### [Work required]
Everything in the listing below should be repeated exactly.

---

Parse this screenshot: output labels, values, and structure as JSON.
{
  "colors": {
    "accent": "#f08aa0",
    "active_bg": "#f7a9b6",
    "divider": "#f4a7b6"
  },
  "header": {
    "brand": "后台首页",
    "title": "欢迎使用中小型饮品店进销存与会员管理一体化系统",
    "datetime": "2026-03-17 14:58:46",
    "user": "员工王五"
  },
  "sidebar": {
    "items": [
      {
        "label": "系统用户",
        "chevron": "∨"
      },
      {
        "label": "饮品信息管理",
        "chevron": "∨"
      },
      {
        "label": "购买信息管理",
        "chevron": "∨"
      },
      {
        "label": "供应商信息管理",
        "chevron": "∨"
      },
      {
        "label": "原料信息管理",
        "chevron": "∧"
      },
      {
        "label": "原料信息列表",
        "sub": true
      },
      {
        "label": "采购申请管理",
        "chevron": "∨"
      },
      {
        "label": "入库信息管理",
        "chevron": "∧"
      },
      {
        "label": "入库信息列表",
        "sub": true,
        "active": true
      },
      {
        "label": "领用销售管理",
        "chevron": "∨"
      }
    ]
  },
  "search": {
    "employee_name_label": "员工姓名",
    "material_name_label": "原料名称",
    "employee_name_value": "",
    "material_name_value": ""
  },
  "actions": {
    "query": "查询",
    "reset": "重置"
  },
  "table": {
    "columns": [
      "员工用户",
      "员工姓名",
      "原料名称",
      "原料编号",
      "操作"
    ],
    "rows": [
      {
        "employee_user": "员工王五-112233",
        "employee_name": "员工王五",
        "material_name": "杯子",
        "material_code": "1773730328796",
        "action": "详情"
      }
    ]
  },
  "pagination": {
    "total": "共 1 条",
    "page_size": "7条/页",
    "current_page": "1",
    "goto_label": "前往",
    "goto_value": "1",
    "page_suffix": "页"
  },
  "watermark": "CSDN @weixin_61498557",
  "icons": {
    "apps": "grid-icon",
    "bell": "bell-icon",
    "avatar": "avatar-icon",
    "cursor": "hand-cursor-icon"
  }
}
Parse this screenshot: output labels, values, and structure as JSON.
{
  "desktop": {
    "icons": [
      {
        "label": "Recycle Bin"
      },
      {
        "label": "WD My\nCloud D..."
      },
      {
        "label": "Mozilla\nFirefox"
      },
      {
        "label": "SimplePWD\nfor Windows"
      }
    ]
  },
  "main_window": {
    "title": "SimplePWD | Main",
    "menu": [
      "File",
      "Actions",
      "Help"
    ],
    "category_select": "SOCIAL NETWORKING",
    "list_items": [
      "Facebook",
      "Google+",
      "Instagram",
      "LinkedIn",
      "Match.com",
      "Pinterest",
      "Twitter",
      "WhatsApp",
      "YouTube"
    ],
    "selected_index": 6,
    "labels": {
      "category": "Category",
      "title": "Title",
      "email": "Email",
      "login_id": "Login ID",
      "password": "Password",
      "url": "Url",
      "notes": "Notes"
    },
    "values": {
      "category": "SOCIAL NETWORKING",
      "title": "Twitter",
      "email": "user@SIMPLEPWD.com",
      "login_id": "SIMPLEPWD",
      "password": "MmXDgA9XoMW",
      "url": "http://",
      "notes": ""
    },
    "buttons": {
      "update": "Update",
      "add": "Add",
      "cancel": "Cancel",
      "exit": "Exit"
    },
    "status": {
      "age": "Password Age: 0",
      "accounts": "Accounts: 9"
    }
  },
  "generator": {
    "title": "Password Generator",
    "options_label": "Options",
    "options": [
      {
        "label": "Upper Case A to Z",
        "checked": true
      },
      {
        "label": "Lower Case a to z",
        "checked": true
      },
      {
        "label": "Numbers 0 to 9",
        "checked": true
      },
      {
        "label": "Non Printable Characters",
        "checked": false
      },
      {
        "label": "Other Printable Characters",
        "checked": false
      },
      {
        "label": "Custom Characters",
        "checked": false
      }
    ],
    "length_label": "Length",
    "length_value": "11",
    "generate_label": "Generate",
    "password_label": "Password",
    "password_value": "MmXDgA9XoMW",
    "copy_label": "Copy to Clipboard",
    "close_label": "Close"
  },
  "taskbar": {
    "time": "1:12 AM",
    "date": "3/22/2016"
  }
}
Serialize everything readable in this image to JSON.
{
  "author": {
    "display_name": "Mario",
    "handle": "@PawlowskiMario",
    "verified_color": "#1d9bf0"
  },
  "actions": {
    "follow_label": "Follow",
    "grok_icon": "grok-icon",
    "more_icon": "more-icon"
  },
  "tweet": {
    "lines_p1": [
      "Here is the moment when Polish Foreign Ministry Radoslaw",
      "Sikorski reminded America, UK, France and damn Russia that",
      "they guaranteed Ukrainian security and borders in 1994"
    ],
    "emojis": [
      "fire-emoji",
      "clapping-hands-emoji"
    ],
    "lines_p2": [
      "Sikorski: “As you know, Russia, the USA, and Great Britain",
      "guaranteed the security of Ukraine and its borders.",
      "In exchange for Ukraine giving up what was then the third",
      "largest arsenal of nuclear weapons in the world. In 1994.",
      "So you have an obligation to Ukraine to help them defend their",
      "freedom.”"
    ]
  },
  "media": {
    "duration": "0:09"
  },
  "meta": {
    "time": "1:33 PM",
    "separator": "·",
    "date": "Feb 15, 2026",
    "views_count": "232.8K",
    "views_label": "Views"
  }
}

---

### [Exercise answer]
Parse this screenshot: output labels, values, and structure as JSON.
{
  "colors": {
    "accent": "#f08aa0",
    "active_bg": "#f7a9b6",
    "divider": "#f4a7b6"
  },
  "header": {
    "brand": "后台首页",
    "title": "欢迎使用中小型饮品店进销存与会员管理一体化系统",
    "datetime": "2026-03-17 14:58:46",
    "user": "员工王五"
  },
  "sidebar": {
    "items": [
      {
        "label": "系统用户",
        "chevron": "∨"
      },
      {
        "label": "饮品信息管理",
        "chevron": "∨"
      },
      {
        "label": "购买信息管理",
        "chevron": "∨"
      },
      {
        "label": "供应商信息管理",
        "chevron": "∨"
      },
      {
        "label": "原料信息管理",
        "chevron": "∧"
      },
      {
        "label": "原料信息列表",
        "sub": true
      },
      {
        "label": "采购申请管理",
        "chevron": "∨"
      },
      {
        "label": "入库信息管理",
        "chevron": "∧"
      },
      {
        "label": "入库信息列表",
        "sub": true,
        "active": true
      },
      {
        "label": "领用销售管理",
        "chevron": "∨"
      }
    ]
  },
  "search": {
    "employee_name_label": "员工姓名",
    "material_name_label": "原料名称",
    "employee_name_value": "",
    "material_name_value": ""
  },
  "actions": {
    "query": "查询",
    "reset": "重置"
  },
  "table": {
    "columns": [
      "员工用户",
      "员工姓名",
      "原料名称",
      "原料编号",
      "操作"
    ],
    "rows": [
      {
        "employee_user": "员工王五-112233",
        "employee_name": "员工王五",
        "material_name": "杯子",
        "material_code": "1773730328796",
        "action": "详情"
      }
    ]
  },
  "pagination": {
    "total": "共 1 条",
    "page_size": "7条/页",
    "current_page": "1",
    "goto_label": "前往",
    "goto_value": "1",
    "page_suffix": "页"
  },
  "watermark": "CSDN @weixin_61498557",
  "icons": {
    "apps": "grid-icon",
    "bell": "bell-icon",
    "avatar": "avatar-icon",
    "cursor": "hand-cursor-icon"
  }
}
Parse this screenshot: output labels, values, and structure as JSON.
{
  "desktop": {
    "icons": [
      {
        "label": "Recycle Bin"
      },
      {
        "label": "WD My\nCloud D..."
      },
      {
        "label": "Mozilla\nFirefox"
      },
      {
        "label": "SimplePWD\nfor Windows"
      }
    ]
  },
  "main_window": {
    "title": "SimplePWD | Main",
    "menu": [
      "File",
      "Actions",
      "Help"
    ],
    "category_select": "SOCIAL NETWORKING",
    "list_items": [
      "Facebook",
      "Google+",
      "Instagram",
      "LinkedIn",
      "Match.com",
      "Pinterest",
      "Twitter",
      "WhatsApp",
      "YouTube"
    ],
    "selected_index": 6,
    "labels": {
      "category": "Category",
      "title": "Title",
      "email": "Email",
      "login_id": "Login ID",
      "password": "Password",
      "url": "Url",
      "notes": "Notes"
    },
    "values": {
      "category": "SOCIAL NETWORKING",
      "title": "Twitter",
      "email": "user@SIMPLEPWD.com",
      "login_id": "SIMPLEPWD",
      "password": "MmXDgA9XoMW",
      "url": "http://",
      "notes": ""
    },
    "buttons": {
      "update": "Update",
      "add": "Add",
      "cancel": "Cancel",
      "exit": "Exit"
    },
    "status": {
      "age": "Password Age: 0",
      "accounts": "Accounts: 9"
    }
  },
  "generator": {
    "title": "Password Generator",
    "options_label": "Options",
    "options": [
      {
        "label": "Upper Case A to Z",
        "checked": true
      },
      {
        "label": "Lower Case a to z",
        "checked": true
      },
      {
        "label": "Numbers 0 to 9",
        "checked": true
      },
      {
        "label": "Non Printable Characters",
        "checked": false
      },
      {
        "label": "Other Printable Characters",
        "checked": false
      },
      {
        "label": "Custom Characters",
        "checked": false
      }
    ],
    "length_label": "Length",
    "length_value": "11",
    "generate_label": "Generate",
    "password_label": "Password",
    "password_value": "MmXDgA9XoMW",
    "copy_label": "Copy to Clipboard",
    "close_label": "Close"
  },
  "taskbar": {
    "time": "1:12 AM",
    "date": "3/22/2016"
  }
}
Serialize everything readable in this image to JSON.
{
  "author": {
    "display_name": "Mario",
    "handle": "@PawlowskiMario",
    "verified_color": "#1d9bf0"
  },
  "actions": {
    "follow_label": "Follow",
    "grok_icon": "grok-icon",
    "more_icon": "more-icon"
  },
  "tweet": {
    "lines_p1": [
      "Here is the moment when Polish Foreign Ministry Radoslaw",
      "Sikorski reminded America, UK, France and damn Russia that",
      "they guaranteed Ukrainian security and borders in 1994"
    ],
    "emojis": [
      "fire-emoji",
      "clapping-hands-emoji"
    ],
    "lines_p2": [
      "Sikorski: “As you know, Russia, the USA, and Great Britain",
      "guaranteed the security of Ukraine and its borders.",
      "In exchange for Ukraine giving up what was then the third",
      "largest arsenal of nuclear weapons in the world. In 1994.",
      "So you have an obligation to Ukraine to help them defend their",
      "freedom.”"
    ]
  },
  "media": {
    "duration": "0:09"
  },
  "meta": {
    "time": "1:33 PM",
    "separator": "·",
    "date": "Feb 15, 2026",
    "views_count": "232.8K",
    "views_label": "Views"
  }
}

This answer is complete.